§ WHAT YOU WILL DO
What's needed is a word-for-word retyping of the entries below, pictures omitted.

★ ★ ★

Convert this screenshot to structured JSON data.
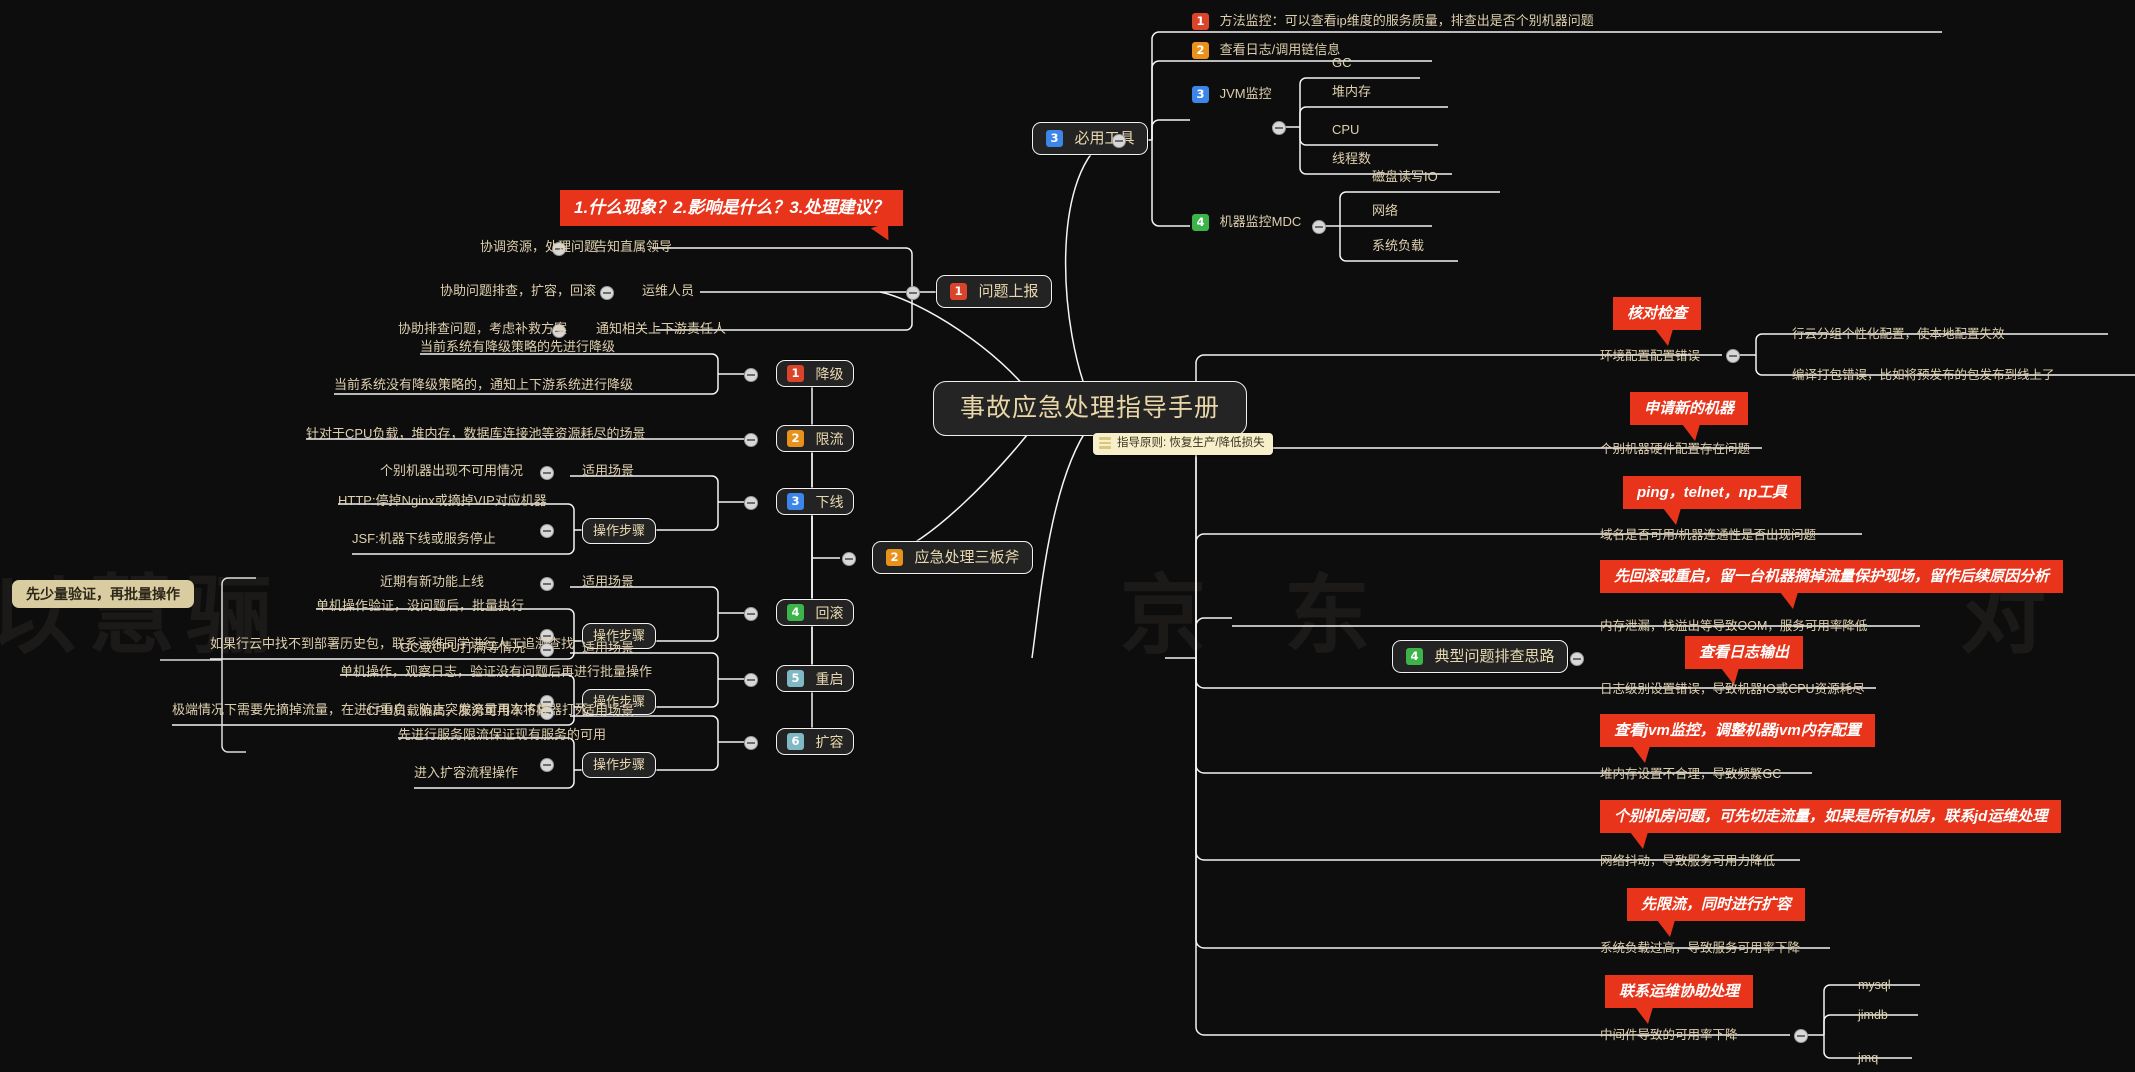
{
  "root": {
    "title": "事故应急处理指导手册",
    "note": "指导原则: 恢复生产/降低损失"
  },
  "sticky_left": "先少量验证，再批量操作",
  "branches": {
    "report": {
      "num": "1",
      "label": "问题上报",
      "callout": "1.什么现象？2.影响是什么？3.处理建议？",
      "children": [
        {
          "label": "告知直属领导",
          "detail": "协调资源，处理问题"
        },
        {
          "label": "运维人员",
          "detail": "协助问题排查，扩容，回滚"
        },
        {
          "label": "通知相关上下游责任人",
          "detail": "协助排查问题，考虑补救方案"
        }
      ]
    },
    "three_axes": {
      "num": "2",
      "label": "应急处理三板斧",
      "items": [
        {
          "num": "1",
          "color": "c1",
          "label": "降级",
          "groups": [
            {
              "title": "",
              "lines": [
                "当前系统有降级策略的先进行降级",
                "当前系统没有降级策略的，通知上下游系统进行降级"
              ]
            }
          ]
        },
        {
          "num": "2",
          "color": "c2",
          "label": "限流",
          "groups": [
            {
              "title": "",
              "lines": [
                "针对于CPU负载，堆内存，数据库连接池等资源耗尽的场景"
              ]
            }
          ]
        },
        {
          "num": "3",
          "color": "c3",
          "label": "下线",
          "groups": [
            {
              "title": "适用场景",
              "lines": [
                "个别机器出现不可用情况"
              ]
            },
            {
              "title": "操作步骤",
              "lines": [
                "HTTP:停掉Nginx或摘掉VIP对应机器",
                "JSF:机器下线或服务停止"
              ]
            }
          ]
        },
        {
          "num": "4",
          "color": "c4",
          "label": "回滚",
          "groups": [
            {
              "title": "适用场景",
              "lines": [
                "近期有新功能上线"
              ]
            },
            {
              "title": "操作步骤",
              "lines": [
                "单机操作验证，没问题后，批量执行",
                "如果行云中找不到部署历史包，联系运维同学进行人工追溯查找"
              ]
            }
          ]
        },
        {
          "num": "5",
          "color": "c5",
          "label": "重启",
          "groups": [
            {
              "title": "适用场景",
              "lines": [
                "GC或CPU打满等情况"
              ]
            },
            {
              "title": "操作步骤",
              "lines": [
                "单机操作，观察日志，验证没有问题后再进行批量操作",
                "极端情况下需要先摘掉流量，在进行重启，防止突发流量再次将机器打死"
              ]
            }
          ]
        },
        {
          "num": "6",
          "color": "c6",
          "label": "扩容",
          "groups": [
            {
              "title": "适用场景",
              "lines": [
                "CPU负载偏高，服务可用率下降"
              ]
            },
            {
              "title": "操作步骤",
              "lines": [
                "先进行服务限流保证现有服务的可用",
                "进入扩容流程操作"
              ]
            }
          ]
        }
      ]
    },
    "tools": {
      "num": "3",
      "label": "必用工具",
      "items": [
        {
          "num": "1",
          "color": "c1",
          "label": "方法监控：可以查看ip维度的服务质量，排查出是否个别机器问题",
          "children": []
        },
        {
          "num": "2",
          "color": "c2",
          "label": "查看日志/调用链信息",
          "children": []
        },
        {
          "num": "3",
          "color": "c3",
          "label": "JVM监控",
          "children": [
            "GC",
            "堆内存",
            "CPU",
            "线程数"
          ]
        },
        {
          "num": "4",
          "color": "c4",
          "label": "机器监控MDC",
          "children": [
            "磁盘读写IO",
            "网络",
            "系统负载"
          ]
        }
      ]
    },
    "troubleshoot": {
      "num": "4",
      "label": "典型问题排查思路",
      "items": [
        {
          "callout": "核对检查",
          "label": "环境配置配置错误",
          "children": [
            "行云分组个性化配置，使本地配置失效",
            "编译打包错误，比如将预发布的包发布到线上了"
          ]
        },
        {
          "callout": "申请新的机器",
          "label": "个别机器硬件配置存在问题",
          "children": []
        },
        {
          "callout": "ping，telnet，np工具",
          "label": "域名是否可用/机器连通性是否出现问题",
          "children": []
        },
        {
          "callout": "先回滚或重启，留一台机器摘掉流量保护现场，留作后续原因分析",
          "label": "内存泄漏，栈溢出等导致OOM，服务可用率降低",
          "children": []
        },
        {
          "callout": "查看日志输出",
          "label": "日志级别设置错误，导致机器IO或CPU资源耗尽",
          "children": []
        },
        {
          "callout": "查看jvm监控，调整机器jvm内存配置",
          "label": "堆内存设置不合理，导致频繁GC",
          "children": []
        },
        {
          "callout": "个别机房问题，可先切走流量，如果是所有机房，联系jd运维处理",
          "label": "网络抖动，导致服务可用力降低",
          "children": []
        },
        {
          "callout": "先限流，同时进行扩容",
          "label": "系统负载过高，导致服务可用率下降",
          "children": []
        },
        {
          "callout": "联系运维协助处理",
          "label": "中间件导致的可用率下降",
          "children": [
            "mysql",
            "jimdb",
            "jmq"
          ]
        }
      ]
    }
  },
  "watermark": [
    "以 慧 骊",
    "京 东",
    "对"
  ]
}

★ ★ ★

§ SOLUTION TO THIS PROBLEM
Convert this screenshot to structured JSON data.
{
  "root": {
    "title": "事故应急处理指导手册",
    "note": "指导原则: 恢复生产/降低损失"
  },
  "sticky_left": "先少量验证，再批量操作",
  "branches": {
    "report": {
      "num": "1",
      "label": "问题上报",
      "callout": "1.什么现象？2.影响是什么？3.处理建议？",
      "children": [
        {
          "label": "告知直属领导",
          "detail": "协调资源，处理问题"
        },
        {
          "label": "运维人员",
          "detail": "协助问题排查，扩容，回滚"
        },
        {
          "label": "通知相关上下游责任人",
          "detail": "协助排查问题，考虑补救方案"
        }
      ]
    },
    "three_axes": {
      "num": "2",
      "label": "应急处理三板斧",
      "items": [
        {
          "num": "1",
          "color": "c1",
          "label": "降级",
          "groups": [
            {
              "title": "",
              "lines": [
                "当前系统有降级策略的先进行降级",
                "当前系统没有降级策略的，通知上下游系统进行降级"
              ]
            }
          ]
        },
        {
          "num": "2",
          "color": "c2",
          "label": "限流",
          "groups": [
            {
              "title": "",
              "lines": [
                "针对于CPU负载，堆内存，数据库连接池等资源耗尽的场景"
              ]
            }
          ]
        },
        {
          "num": "3",
          "color": "c3",
          "label": "下线",
          "groups": [
            {
              "title": "适用场景",
              "lines": [
                "个别机器出现不可用情况"
              ]
            },
            {
              "title": "操作步骤",
              "lines": [
                "HTTP:停掉Nginx或摘掉VIP对应机器",
                "JSF:机器下线或服务停止"
              ]
            }
          ]
        },
        {
          "num": "4",
          "color": "c4",
          "label": "回滚",
          "groups": [
            {
              "title": "适用场景",
              "lines": [
                "近期有新功能上线"
              ]
            },
            {
              "title": "操作步骤",
              "lines": [
                "单机操作验证，没问题后，批量执行",
                "如果行云中找不到部署历史包，联系运维同学进行人工追溯查找"
              ]
            }
          ]
        },
        {
          "num": "5",
          "color": "c5",
          "label": "重启",
          "groups": [
            {
              "title": "适用场景",
              "lines": [
                "GC或CPU打满等情况"
              ]
            },
            {
              "title": "操作步骤",
              "lines": [
                "单机操作，观察日志，验证没有问题后再进行批量操作",
                "极端情况下需要先摘掉流量，在进行重启，防止突发流量再次将机器打死"
              ]
            }
          ]
        },
        {
          "num": "6",
          "color": "c6",
          "label": "扩容",
          "groups": [
            {
              "title": "适用场景",
              "lines": [
                "CPU负载偏高，服务可用率下降"
              ]
            },
            {
              "title": "操作步骤",
              "lines": [
                "先进行服务限流保证现有服务的可用",
                "进入扩容流程操作"
              ]
            }
          ]
        }
      ]
    },
    "tools": {
      "num": "3",
      "label": "必用工具",
      "items": [
        {
          "num": "1",
          "color": "c1",
          "label": "方法监控：可以查看ip维度的服务质量，排查出是否个别机器问题",
          "children": []
        },
        {
          "num": "2",
          "color": "c2",
          "label": "查看日志/调用链信息",
          "children": []
        },
        {
          "num": "3",
          "color": "c3",
          "label": "JVM监控",
          "children": [
            "GC",
            "堆内存",
            "CPU",
            "线程数"
          ]
        },
        {
          "num": "4",
          "color": "c4",
          "label": "机器监控MDC",
          "children": [
            "磁盘读写IO",
            "网络",
            "系统负载"
          ]
        }
      ]
    },
    "troubleshoot": {
      "num": "4",
      "label": "典型问题排查思路",
      "items": [
        {
          "callout": "核对检查",
          "label": "环境配置配置错误",
          "children": [
            "行云分组个性化配置，使本地配置失效",
            "编译打包错误，比如将预发布的包发布到线上了"
          ]
        },
        {
          "callout": "申请新的机器",
          "label": "个别机器硬件配置存在问题",
          "children": []
        },
        {
          "callout": "ping，telnet，np工具",
          "label": "域名是否可用/机器连通性是否出现问题",
          "children": []
        },
        {
          "callout": "先回滚或重启，留一台机器摘掉流量保护现场，留作后续原因分析",
          "label": "内存泄漏，栈溢出等导致OOM，服务可用率降低",
          "children": []
        },
        {
          "callout": "查看日志输出",
          "label": "日志级别设置错误，导致机器IO或CPU资源耗尽",
          "children": []
        },
        {
          "callout": "查看jvm监控，调整机器jvm内存配置",
          "label": "堆内存设置不合理，导致频繁GC",
          "children": []
        },
        {
          "callout": "个别机房问题，可先切走流量，如果是所有机房，联系jd运维处理",
          "label": "网络抖动，导致服务可用力降低",
          "children": []
        },
        {
          "callout": "先限流，同时进行扩容",
          "label": "系统负载过高，导致服务可用率下降",
          "children": []
        },
        {
          "callout": "联系运维协助处理",
          "label": "中间件导致的可用率下降",
          "children": [
            "mysql",
            "jimdb",
            "jmq"
          ]
        }
      ]
    }
  },
  "watermark": [
    "以 慧 骊",
    "京 东",
    "对"
  ]
}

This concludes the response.